Pedestrian Testing for the Australasian New Car Assessment Program (ANCAP)
One of our most significant clients is the Australasian New Car Assessment Program (ANCAP). ANCAP is a consortium of Australian and New Zealand motoring clubs, State government departments, and motor injury insurance authorities. It provides vehicle buyers with information on the crash performance of vehicles, including side impact tests, offset-frontal tests and pedestrian tests. Since 1999 we have been contracted to perform the pedestrian tests, and since 2000 we have tested 168 vehicles for the program.

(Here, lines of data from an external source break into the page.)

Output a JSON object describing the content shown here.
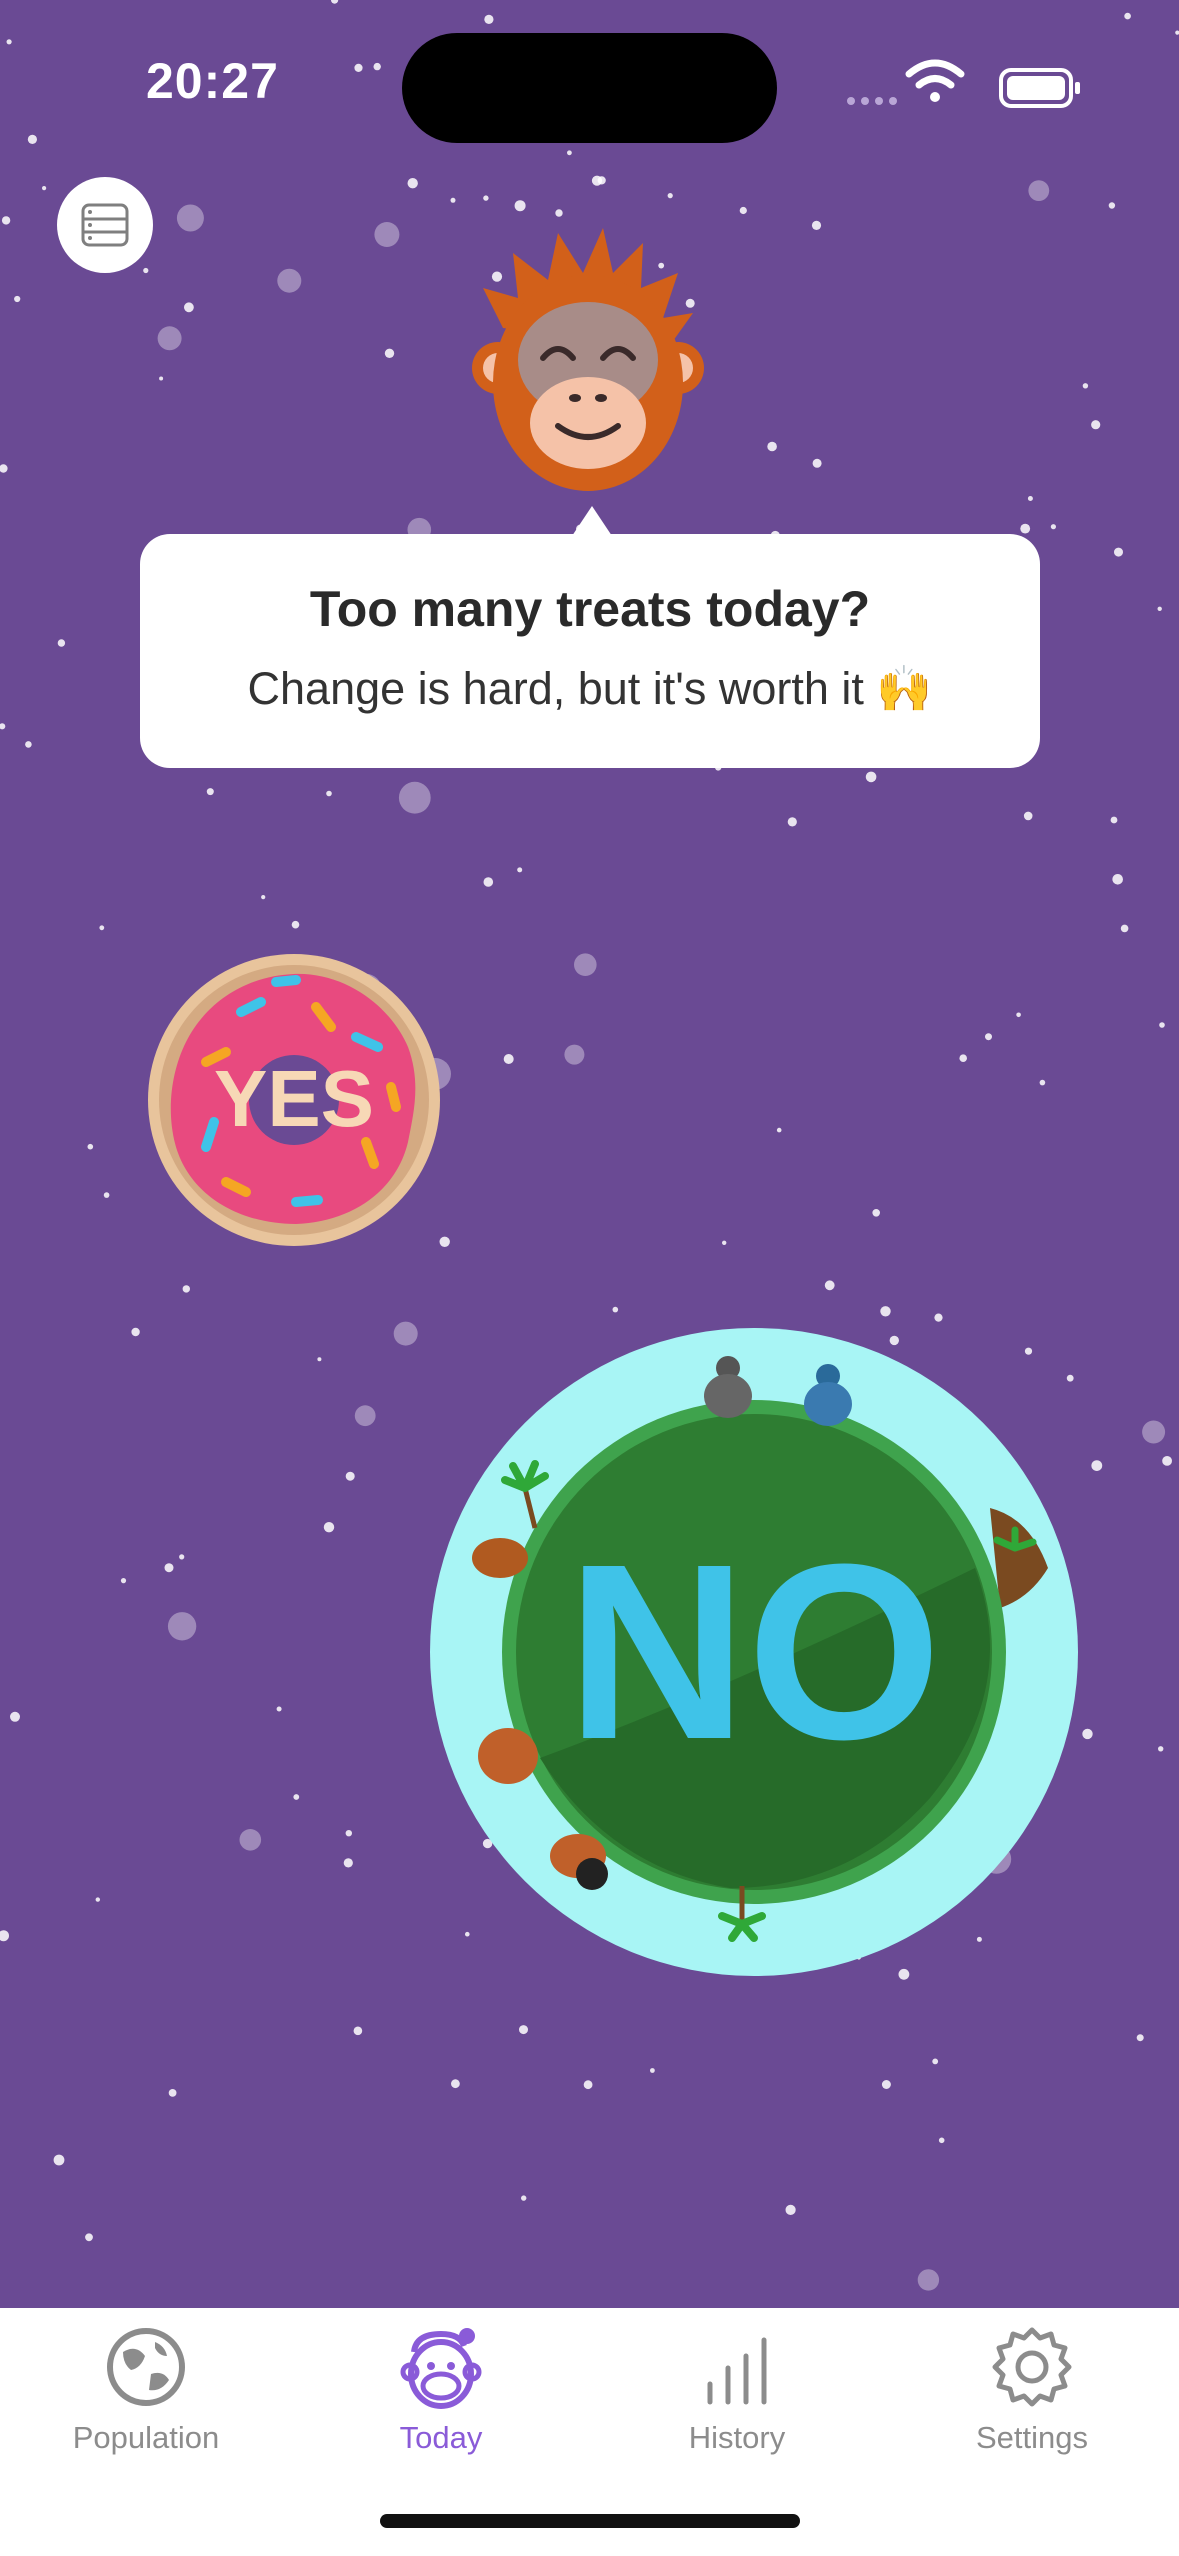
{
  "status_bar": {
    "time": "20:27"
  },
  "prompt": {
    "title": "Too many treats today?",
    "subtitle": "Change is hard, but it's worth it 🙌"
  },
  "choices": {
    "yes_label": "YES",
    "no_label": "NO"
  },
  "tabs": [
    {
      "label": "Population",
      "icon": "globe-icon",
      "active": false
    },
    {
      "label": "Today",
      "icon": "monkey-icon",
      "active": true
    },
    {
      "label": "History",
      "icon": "bar-chart-icon",
      "active": false
    },
    {
      "label": "Settings",
      "icon": "gear-icon",
      "active": false
    }
  ],
  "colors": {
    "background": "#6a4a94",
    "accent": "#8a5bd8",
    "donut_frosting": "#e84a7f",
    "planet_ring": "#a8f5f5",
    "planet": "#2e7d32",
    "no_text": "#3fc3e8"
  }
}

The tests are designed to measure the risk of injury to pedestrians in a collision with the front of the vehicle. Many kinds of crash test use instrumented dummies to measure injury risk, but for pedestrian safety tests 'sub-system' impactors representing different regions of the body are used. The different impactors represent the head of an adult pedestrian, the head of child pedestrian, the upper leg of an adult pedestrian and the knee/lower leg of the pedestrian.
The headform tests are conducted on the bonnet and at the base of the windscreen at a speed of 40 km/h (the windscreen itself is considered to be 'safe' and unlikely to cause serious injury on its own). Twelve different locations are tested, and manufacturers can nominate extra tests and different locations to modify the test score. The results of the headform tests contribute most strongly to the overall assessment of the vehicle. The headform measures impact deceleration, and this is used to rate the severity of the impact.

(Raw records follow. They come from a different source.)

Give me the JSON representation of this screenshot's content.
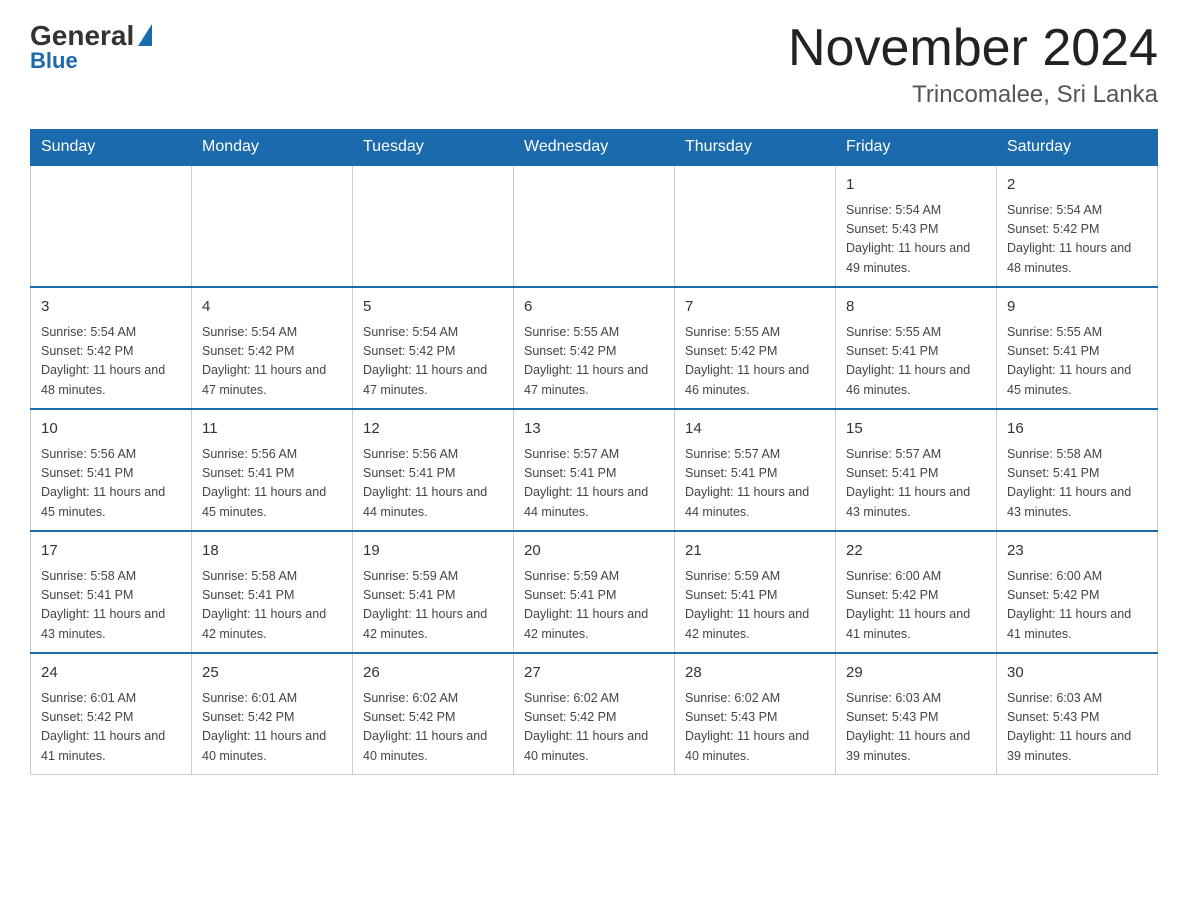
{
  "logo": {
    "general": "General",
    "blue": "Blue"
  },
  "header": {
    "month_year": "November 2024",
    "location": "Trincomalee, Sri Lanka"
  },
  "weekdays": [
    "Sunday",
    "Monday",
    "Tuesday",
    "Wednesday",
    "Thursday",
    "Friday",
    "Saturday"
  ],
  "weeks": [
    [
      {
        "day": "",
        "info": ""
      },
      {
        "day": "",
        "info": ""
      },
      {
        "day": "",
        "info": ""
      },
      {
        "day": "",
        "info": ""
      },
      {
        "day": "",
        "info": ""
      },
      {
        "day": "1",
        "info": "Sunrise: 5:54 AM\nSunset: 5:43 PM\nDaylight: 11 hours\nand 49 minutes."
      },
      {
        "day": "2",
        "info": "Sunrise: 5:54 AM\nSunset: 5:42 PM\nDaylight: 11 hours\nand 48 minutes."
      }
    ],
    [
      {
        "day": "3",
        "info": "Sunrise: 5:54 AM\nSunset: 5:42 PM\nDaylight: 11 hours\nand 48 minutes."
      },
      {
        "day": "4",
        "info": "Sunrise: 5:54 AM\nSunset: 5:42 PM\nDaylight: 11 hours\nand 47 minutes."
      },
      {
        "day": "5",
        "info": "Sunrise: 5:54 AM\nSunset: 5:42 PM\nDaylight: 11 hours\nand 47 minutes."
      },
      {
        "day": "6",
        "info": "Sunrise: 5:55 AM\nSunset: 5:42 PM\nDaylight: 11 hours\nand 47 minutes."
      },
      {
        "day": "7",
        "info": "Sunrise: 5:55 AM\nSunset: 5:42 PM\nDaylight: 11 hours\nand 46 minutes."
      },
      {
        "day": "8",
        "info": "Sunrise: 5:55 AM\nSunset: 5:41 PM\nDaylight: 11 hours\nand 46 minutes."
      },
      {
        "day": "9",
        "info": "Sunrise: 5:55 AM\nSunset: 5:41 PM\nDaylight: 11 hours\nand 45 minutes."
      }
    ],
    [
      {
        "day": "10",
        "info": "Sunrise: 5:56 AM\nSunset: 5:41 PM\nDaylight: 11 hours\nand 45 minutes."
      },
      {
        "day": "11",
        "info": "Sunrise: 5:56 AM\nSunset: 5:41 PM\nDaylight: 11 hours\nand 45 minutes."
      },
      {
        "day": "12",
        "info": "Sunrise: 5:56 AM\nSunset: 5:41 PM\nDaylight: 11 hours\nand 44 minutes."
      },
      {
        "day": "13",
        "info": "Sunrise: 5:57 AM\nSunset: 5:41 PM\nDaylight: 11 hours\nand 44 minutes."
      },
      {
        "day": "14",
        "info": "Sunrise: 5:57 AM\nSunset: 5:41 PM\nDaylight: 11 hours\nand 44 minutes."
      },
      {
        "day": "15",
        "info": "Sunrise: 5:57 AM\nSunset: 5:41 PM\nDaylight: 11 hours\nand 43 minutes."
      },
      {
        "day": "16",
        "info": "Sunrise: 5:58 AM\nSunset: 5:41 PM\nDaylight: 11 hours\nand 43 minutes."
      }
    ],
    [
      {
        "day": "17",
        "info": "Sunrise: 5:58 AM\nSunset: 5:41 PM\nDaylight: 11 hours\nand 43 minutes."
      },
      {
        "day": "18",
        "info": "Sunrise: 5:58 AM\nSunset: 5:41 PM\nDaylight: 11 hours\nand 42 minutes."
      },
      {
        "day": "19",
        "info": "Sunrise: 5:59 AM\nSunset: 5:41 PM\nDaylight: 11 hours\nand 42 minutes."
      },
      {
        "day": "20",
        "info": "Sunrise: 5:59 AM\nSunset: 5:41 PM\nDaylight: 11 hours\nand 42 minutes."
      },
      {
        "day": "21",
        "info": "Sunrise: 5:59 AM\nSunset: 5:41 PM\nDaylight: 11 hours\nand 42 minutes."
      },
      {
        "day": "22",
        "info": "Sunrise: 6:00 AM\nSunset: 5:42 PM\nDaylight: 11 hours\nand 41 minutes."
      },
      {
        "day": "23",
        "info": "Sunrise: 6:00 AM\nSunset: 5:42 PM\nDaylight: 11 hours\nand 41 minutes."
      }
    ],
    [
      {
        "day": "24",
        "info": "Sunrise: 6:01 AM\nSunset: 5:42 PM\nDaylight: 11 hours\nand 41 minutes."
      },
      {
        "day": "25",
        "info": "Sunrise: 6:01 AM\nSunset: 5:42 PM\nDaylight: 11 hours\nand 40 minutes."
      },
      {
        "day": "26",
        "info": "Sunrise: 6:02 AM\nSunset: 5:42 PM\nDaylight: 11 hours\nand 40 minutes."
      },
      {
        "day": "27",
        "info": "Sunrise: 6:02 AM\nSunset: 5:42 PM\nDaylight: 11 hours\nand 40 minutes."
      },
      {
        "day": "28",
        "info": "Sunrise: 6:02 AM\nSunset: 5:43 PM\nDaylight: 11 hours\nand 40 minutes."
      },
      {
        "day": "29",
        "info": "Sunrise: 6:03 AM\nSunset: 5:43 PM\nDaylight: 11 hours\nand 39 minutes."
      },
      {
        "day": "30",
        "info": "Sunrise: 6:03 AM\nSunset: 5:43 PM\nDaylight: 11 hours\nand 39 minutes."
      }
    ]
  ]
}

The upper legform tests are conducted along the leading edge of the vehicle, around the forward-most area of a passenger vehicle's bonnet. The impactor measures the severity of the impact and the risk of fracture to an adult pedestrian's femur and pelvis.

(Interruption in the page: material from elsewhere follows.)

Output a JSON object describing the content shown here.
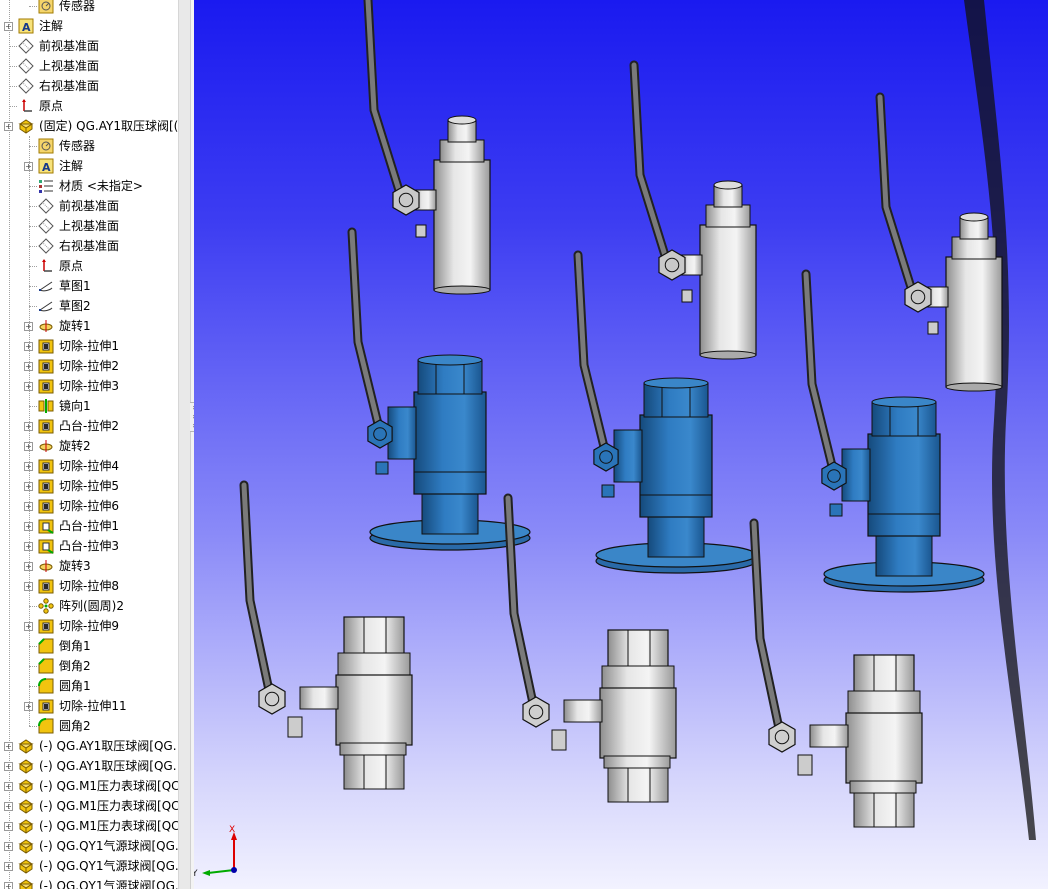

The full legform tests are conducted along the front bumper of the vehicle, and it measures the risk of ligament damage to the knee and the risk of fracturing the tibia and fibula. Knee injury is assessed by examining the kinematics of the 'knee joint' in the legform and tibia/fibula fracture risk by the impact deceleration of that part of the legform.
Individual test scores are summarised by a star rating between 0 and 4. Generally, the testing has shown a range of results, with some vehicles clearly designed to ensure some level of protection for pedestrians, while other vehicles have performed poorly. The test scores generally lie in the range of one to three stars.